Lollapalooza was a genuine rollercoaster. I did find it difficult to accept the astonishingly macho attitudes–I remember [Red Hot Chili Peppers'] Anthony Kiedis (I think it was the first night of the tour!) inviting me to come along with the band to “The Ballet.” I didn’t realise he meant a strip club–I genuinely thought they were off to see Swan Lake! Thankfully, I was enlightened and I declined. ‘Why the hell would I want to go to a strip club?!’ I thought. And there was a lot of use and abuse of groupies. I guess everyone involved would say that the girls were willing participants, but a naïve ‘nobody’ is likely to overstep their normal boundaries of their behaviour if they think they will get attention from someone they idolise, and that can lead to rather sordid and upsetting situations ripe for exploitation. That said, there was a genuine sense of euphoria and enjoyment on the tour. Despite a tiny bit of factional bickering, everyone really seemed to muck in and get involved in making the whole experience a memorable and immensely enjoyable one–rather than, say, calling their business manager to see how much the tour had improved their album sales. As a result, no one was afforded star status–we were all in it together. It had the genuine feeling of a travelling circus. I absolutely bloody loved it! Of course, all my memories of Lush are shot through with some sadness as they remind me that Chris [Acland] is no longer here. We had a weird bar count in a couple of songs–the break in “Sweetness and Light” and the one in “Superblast!”–and it was my job to give Chris the nod when the drums had to kick in again. I’d turn away from the mic, look round at him, and he’d always pull some silly face or be laughing hysterically at something. It makes me feel bereft to think that those days–and that person–are gone.

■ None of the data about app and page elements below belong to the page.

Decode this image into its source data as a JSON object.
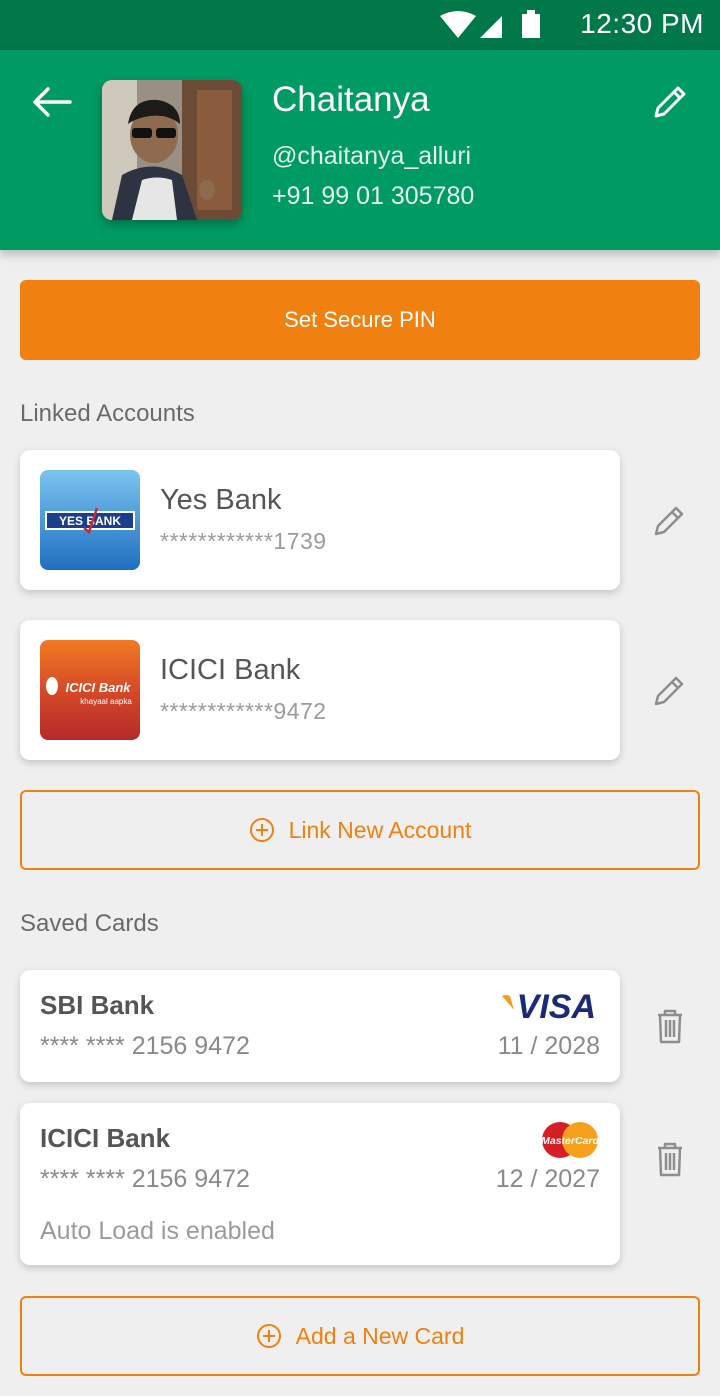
{
  "status_bar": {
    "time": "12:30 PM"
  },
  "profile": {
    "name": "Chaitanya",
    "handle": "@chaitanya_alluri",
    "phone": "+91 99 01 305780"
  },
  "actions": {
    "set_pin": "Set Secure PIN"
  },
  "linked_accounts": {
    "title": "Linked Accounts",
    "items": [
      {
        "bank": "Yes Bank",
        "number": "************1739",
        "logo_text": "YES BANK"
      },
      {
        "bank": "ICICI Bank",
        "number": "************9472",
        "logo_text": "ICICI Bank",
        "logo_tagline": "khayaal aapka"
      }
    ],
    "link_new": "Link New Account"
  },
  "saved_cards": {
    "title": "Saved Cards",
    "items": [
      {
        "bank": "SBI Bank",
        "number": "**** **** 2156 9472",
        "expiry": "11 / 2028",
        "brand": "VISA"
      },
      {
        "bank": "ICICI Bank",
        "number": "**** **** 2156 9472",
        "expiry": "12 / 2027",
        "brand": "MasterCard",
        "note": "Auto Load is enabled"
      }
    ],
    "add_new": "Add a New Card"
  },
  "colors": {
    "primary_green": "#009b62",
    "status_green": "#00784a",
    "accent_orange": "#f0800f"
  }
}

Acland committed suicide in 1996, and Berenyi says in the interview that it’s unlikely the band would go on without him; presumably that means a reunion tour is out as well. Here’s the other song with the weird bar count that Berenyi references:
Lush’s Former Singer Reminisces on Britpop [Under The Radar]